__Exercise details__. What is needed is an exact copy of all the records.

Records contained in a dataset

—————

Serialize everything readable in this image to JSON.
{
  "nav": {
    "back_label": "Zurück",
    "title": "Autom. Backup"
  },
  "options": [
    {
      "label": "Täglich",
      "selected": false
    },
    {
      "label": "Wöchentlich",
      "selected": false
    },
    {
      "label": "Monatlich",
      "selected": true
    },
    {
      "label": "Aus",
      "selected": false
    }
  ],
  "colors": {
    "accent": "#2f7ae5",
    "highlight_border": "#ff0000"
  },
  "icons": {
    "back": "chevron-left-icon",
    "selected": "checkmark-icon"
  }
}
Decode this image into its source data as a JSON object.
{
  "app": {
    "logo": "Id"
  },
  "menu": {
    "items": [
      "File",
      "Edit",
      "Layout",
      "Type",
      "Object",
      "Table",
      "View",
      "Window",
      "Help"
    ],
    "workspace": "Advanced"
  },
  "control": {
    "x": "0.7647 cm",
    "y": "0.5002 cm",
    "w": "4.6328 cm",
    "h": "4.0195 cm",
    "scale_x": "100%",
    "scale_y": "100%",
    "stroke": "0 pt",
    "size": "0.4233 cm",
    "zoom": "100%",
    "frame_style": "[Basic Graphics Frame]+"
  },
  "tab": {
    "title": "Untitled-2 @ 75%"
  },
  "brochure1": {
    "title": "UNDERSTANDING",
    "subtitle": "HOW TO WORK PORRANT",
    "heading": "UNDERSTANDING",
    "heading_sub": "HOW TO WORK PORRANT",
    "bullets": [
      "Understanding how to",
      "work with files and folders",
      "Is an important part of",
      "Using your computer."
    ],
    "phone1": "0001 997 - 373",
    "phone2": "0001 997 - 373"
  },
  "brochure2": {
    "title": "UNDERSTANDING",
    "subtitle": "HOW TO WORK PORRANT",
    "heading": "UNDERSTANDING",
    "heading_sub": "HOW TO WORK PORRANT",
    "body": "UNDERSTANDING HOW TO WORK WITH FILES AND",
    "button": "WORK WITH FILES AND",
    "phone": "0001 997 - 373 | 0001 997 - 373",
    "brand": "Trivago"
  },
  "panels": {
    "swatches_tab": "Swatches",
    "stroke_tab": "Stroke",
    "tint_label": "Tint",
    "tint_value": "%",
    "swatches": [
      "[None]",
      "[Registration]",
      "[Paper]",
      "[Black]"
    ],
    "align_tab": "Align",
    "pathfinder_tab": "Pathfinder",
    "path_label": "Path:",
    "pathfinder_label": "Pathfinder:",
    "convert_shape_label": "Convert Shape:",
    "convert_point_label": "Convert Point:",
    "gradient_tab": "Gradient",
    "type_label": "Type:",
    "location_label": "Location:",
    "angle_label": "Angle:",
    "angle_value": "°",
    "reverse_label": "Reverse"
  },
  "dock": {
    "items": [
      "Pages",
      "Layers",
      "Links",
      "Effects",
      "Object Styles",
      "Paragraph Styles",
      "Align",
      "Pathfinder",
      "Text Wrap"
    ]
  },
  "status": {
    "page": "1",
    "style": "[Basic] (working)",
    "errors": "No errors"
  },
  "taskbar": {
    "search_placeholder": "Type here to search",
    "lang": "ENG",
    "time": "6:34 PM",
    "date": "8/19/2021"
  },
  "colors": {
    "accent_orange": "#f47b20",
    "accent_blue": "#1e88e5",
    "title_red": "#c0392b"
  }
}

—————

__Task response__.
Serialize everything readable in this image to JSON.
{
  "nav": {
    "back_label": "Zurück",
    "title": "Autom. Backup"
  },
  "options": [
    {
      "label": "Täglich",
      "selected": false
    },
    {
      "label": "Wöchentlich",
      "selected": false
    },
    {
      "label": "Monatlich",
      "selected": true
    },
    {
      "label": "Aus",
      "selected": false
    }
  ],
  "colors": {
    "accent": "#2f7ae5",
    "highlight_border": "#ff0000"
  },
  "icons": {
    "back": "chevron-left-icon",
    "selected": "checkmark-icon"
  }
}
Decode this image into its source data as a JSON object.
{
  "app": {
    "logo": "Id"
  },
  "menu": {
    "items": [
      "File",
      "Edit",
      "Layout",
      "Type",
      "Object",
      "Table",
      "View",
      "Window",
      "Help"
    ],
    "workspace": "Advanced"
  },
  "control": {
    "x": "0.7647 cm",
    "y": "0.5002 cm",
    "w": "4.6328 cm",
    "h": "4.0195 cm",
    "scale_x": "100%",
    "scale_y": "100%",
    "stroke": "0 pt",
    "size": "0.4233 cm",
    "zoom": "100%",
    "frame_style": "[Basic Graphics Frame]+"
  },
  "tab": {
    "title": "Untitled-2 @ 75%"
  },
  "brochure1": {
    "title": "UNDERSTANDING",
    "subtitle": "HOW TO WORK PORRANT",
    "heading": "UNDERSTANDING",
    "heading_sub": "HOW TO WORK PORRANT",
    "bullets": [
      "Understanding how to",
      "work with files and folders",
      "Is an important part of",
      "Using your computer."
    ],
    "phone1": "0001 997 - 373",
    "phone2": "0001 997 - 373"
  },
  "brochure2": {
    "title": "UNDERSTANDING",
    "subtitle": "HOW TO WORK PORRANT",
    "heading": "UNDERSTANDING",
    "heading_sub": "HOW TO WORK PORRANT",
    "body": "UNDERSTANDING HOW TO WORK WITH FILES AND",
    "button": "WORK WITH FILES AND",
    "phone": "0001 997 - 373 | 0001 997 - 373",
    "brand": "Trivago"
  },
  "panels": {
    "swatches_tab": "Swatches",
    "stroke_tab": "Stroke",
    "tint_label": "Tint",
    "tint_value": "%",
    "swatches": [
      "[None]",
      "[Registration]",
      "[Paper]",
      "[Black]"
    ],
    "align_tab": "Align",
    "pathfinder_tab": "Pathfinder",
    "path_label": "Path:",
    "pathfinder_label": "Pathfinder:",
    "convert_shape_label": "Convert Shape:",
    "convert_point_label": "Convert Point:",
    "gradient_tab": "Gradient",
    "type_label": "Type:",
    "location_label": "Location:",
    "angle_label": "Angle:",
    "angle_value": "°",
    "reverse_label": "Reverse"
  },
  "dock": {
    "items": [
      "Pages",
      "Layers",
      "Links",
      "Effects",
      "Object Styles",
      "Paragraph Styles",
      "Align",
      "Pathfinder",
      "Text Wrap"
    ]
  },
  "status": {
    "page": "1",
    "style": "[Basic] (working)",
    "errors": "No errors"
  },
  "taskbar": {
    "search_placeholder": "Type here to search",
    "lang": "ENG",
    "time": "6:34 PM",
    "date": "8/19/2021"
  },
  "colors": {
    "accent_orange": "#f47b20",
    "accent_blue": "#1e88e5",
    "title_red": "#c0392b"
  }
}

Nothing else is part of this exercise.